Two linguists argue that modern English isn't really a West Germanic language, most similar to modern German, Dutch and Frisian, but a North Germanic language, such as Norwegian, Swedish and Danish:
Their research and conclusions are brand new and break with those of earlier linguistic professors who believe English is rooted in “Old English,” also known as the Anglo-Saxon language believed brought to the British Isles by settlers from northwestern and central Europe. Faarlund claims Scandinavians settled in the area long before French-speaking Normans conquered the British Isles in 1066.
Faarlund and Edmonds also contend that Old English and modern English are two very different languages. “We think Old English simply died out,” Faarlund told Apollon. “Instead, the Nordic language survived, strongly influenced by Old English.” [...]
Scandinavian settlers, Faarlund notes, gained control towards the end of the 9th century of an area known as Danelagen, which forms parts of Scotland and England today. Faarlund stressed that “an extremely important geographic point in our research” is that the East Midlands in England, where he says the modern English language developed, was part of the relatively densely populated southern portion of Danelagen.
Edmonds and Faarlund also contend that sentence structure in what developed into modern English is Scandinavian, not western Germanic as previously believed. Both today’s Scandinavian languages place the object after the verb, for example, unlike German and Dutch which place the verb at the end of a sentence. Possessive forms can also be the same in both the Scandinavian languages and English, which also can end sentences with a preposition and split infinitives.
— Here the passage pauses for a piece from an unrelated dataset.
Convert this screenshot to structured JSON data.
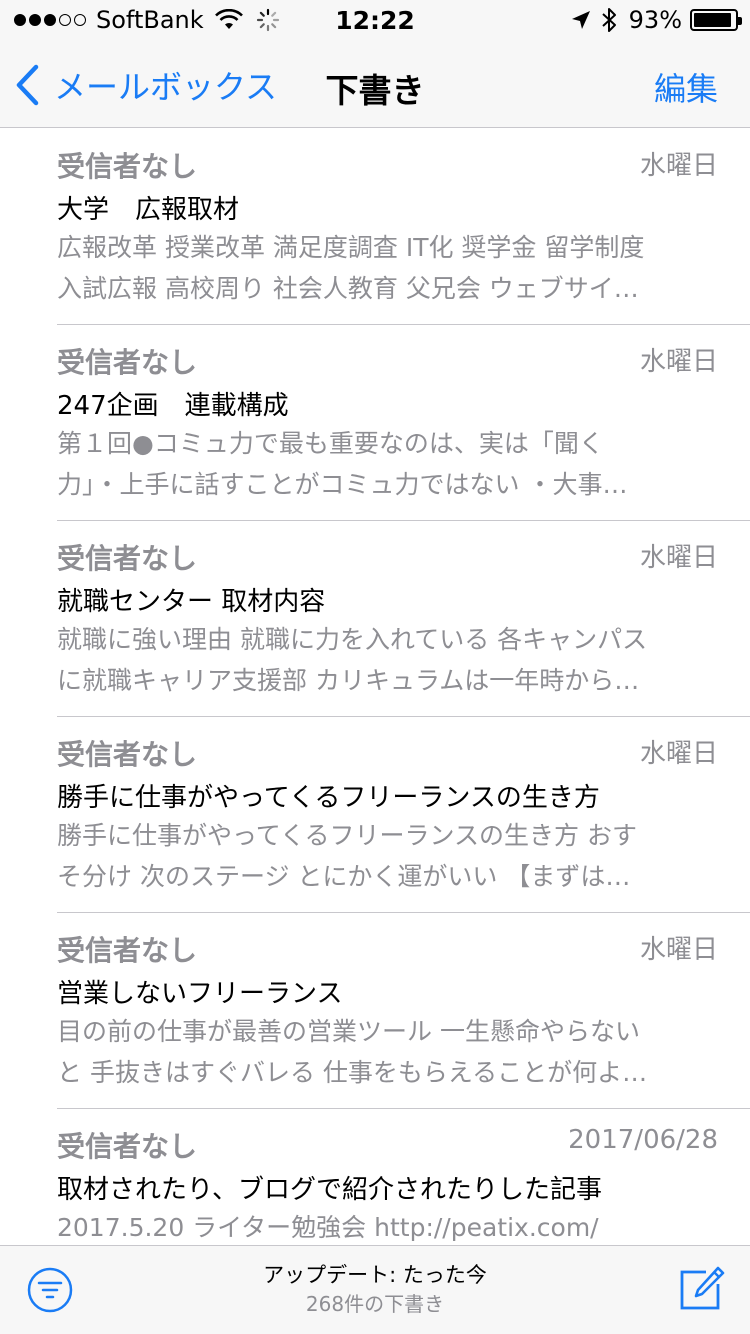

While that’s sometimes frowned upon in other variations of modern English such as American English, Faarlund argues it’s not possible in German, Dutch or Old English.